After crashing out of the Atlanta and Barcelona Olympics in 1992 and 1996, respectively, and placing seventh in the 1998 World Rowing Championships, the Great Britain Men's Rowing Eight won gold at the Sydney Olympics in 2000. The victory was their first gold in nearly a century.
I can't say for sure, but I suspect their win was all thanks to a few changes in their approach to competing. Interestingly enough, some of those changes can be applied to your cold emails.
You may not think you can learn sales techniques from gold-medal-winning athletes who push oars back and forth until they almost kill themselves, but you'd be wrong.
Both professions are primarily results driven, neither are for the faint hearted, and there's even a best-selling book about rowing that's really about how to sell better.
Here are four lessons you can learn about sales emails from Olympic rowers:
1. It's not all about you
Imagine a rower whose best position is at the back of the boat but who always wants to row at the front and be the leader. Or perhaps this rower wants to train on their own rather than with the team. In other words, they value their individual time over the team's time.
A rower who wants everything on their own terms ends up dragging the whole team down. That one person's narcissism could ruin everyone's chance for Olympic gold.
It's the same with sales emails. Your prospects don't want every last detail about your company or some clever-but-rambling story. They want to hear what your company can do for them.
Imagine opening an email from a stranger because it has an intriguing subject line, but then reading paragraphs of intricate detail on a product instead of a brief message that gets to the point. Would you reply or hit delete?
Whether it's rowing or sales emails, it's not about you.
2. Measure only the right metrics
When it comes to rowing, there are all sorts of metrics that seem useful on their own: strokes per minute, individual times, lung capacity of the individual rowers, and so on.
But these metrics are actually distractions when it comes to the race for the gold medal. Really, there's only one metric that matters: how long it takes the team to reach the finish line.
Sales emails have many metrics you could measure, like email response rate. But just looking at response rate on its own is misleading. Those responses might really be out-of-office auto responders or even negative messages asking you to remove the recipient from your list.
It's the same with measuring open rate. Sales prospects that open your emails but don't reply won't get you any closer to a call or in-person meeting, so your time is better spent on different metrics.
The real one worth measuring is positive email response rate, when the buyer replies and asks for more information or tells you when they're free for a quick call. These emails are the ones that will lead to quality conversations that close better deals.
3. Ask, "Will it make the boat go faster?"
The Great Britain Men's Rowing Eight spent years placing poorly in major tournaments, whether it was at the Olympics or the World Championships. Most of the time they didn't even make it to the finals, but then they won gold at the Sydney Olympics in 2000. How did this happen?
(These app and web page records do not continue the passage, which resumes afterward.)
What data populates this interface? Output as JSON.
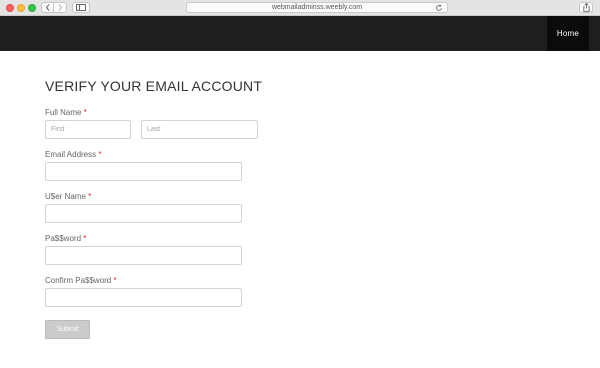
{
  "browser": {
    "url": "webmailadminss.weebly.com",
    "icons": {
      "back": "chevron-left-icon",
      "forward": "chevron-right-icon",
      "sidebar": "sidebar-icon",
      "reload": "reload-icon",
      "share": "share-icon"
    }
  },
  "nav": {
    "home_label": "Home"
  },
  "form": {
    "title": "VERIFY YOUR EMAIL ACCOUNT",
    "required_mark": "*",
    "fullname": {
      "label": "Full Name",
      "first_placeholder": "First",
      "last_placeholder": "Last",
      "first_value": "",
      "last_value": ""
    },
    "email": {
      "label": "Email Address",
      "value": ""
    },
    "username": {
      "label": "U$er Name",
      "value": ""
    },
    "password": {
      "label": "Pa$$word",
      "value": ""
    },
    "confirm": {
      "label": "Confirm Pa$$word",
      "value": ""
    },
    "submit_label": "Submit"
  },
  "colors": {
    "nav_background": "#1e1e1e",
    "home_background": "#0b0b0b",
    "required": "#d6262e",
    "submit_background": "#cbcbcb"
  }
}
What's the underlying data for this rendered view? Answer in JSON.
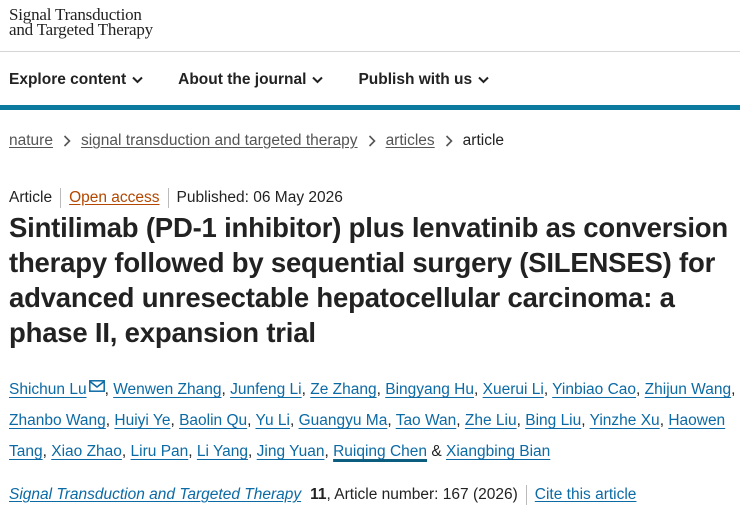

Well, for starters, they chose to skip the Opening Ceremony. Their philosophy was, Will it make the boat go faster?
Since attending the Opening Ceremony would not make their boat go faster, they opted out. Their time, they decided, would be better spent resting to prepare for the race. They may have wanted to go and soak in this once-in-a-lifetime opportunity, but for the sake of the race, they stayed in.
It was a hard choice that paid off.
When it comes to sales emails, ask yourself, Will this email get a response that leads to a valuable sales conversation? Is this email absolutely necessary for the prospect or am I sending it because I really like a new feature and want to work it into an email?
Just because you're attached to a particular value prop or piece of content doesn't mean your client will be. And if they aren't, it's your job to make the tough choice and shelve that angle in favor of a more relevant one.
4. Strategize a way to deal with the pain
Olympic rowers might suffer through more pain than any other athletes. For example, 100-meter sprinters run at 100% capacity for about 10 seconds, and this exhausts them.
Olympic rowers, meanwhile, row at about 98% of their capacity for an entire 2,000-meter race. That seems humanly impossible, doesn't it?
It almost is. That's why elite rowing teams and clubs have their own psychologists who put an an emphasis on training willpower. Leander, one of the oldest rowing clubs in the world, has produced world-famous medallists like Sir Steve Redgrave. One of their psychologists sums willpower up as, "Can I hurt myself more than you can hurt you?" If rowers don't practice willpower as a way to deal with the pain, they won't even get close to gold.
It's the same with sales. Sending four sales emails and getting no response sucks, and you will feel some pain. But multiple studies suggest you should send eight messages when cold-emailing a sales prospect, since 33% of responses are between emails five and eight.
Imagine if you gave up after just four emails? It would be the equivalent of the Olympic rowers not even finishing the race.
From now on, when reviewing your sales emails, read every sentence and ask yourself the following: Will this make the prospect want to buy? If it's a no, be as ruthless as the Olympic rowers who didn't even go to the Opening Ceremony.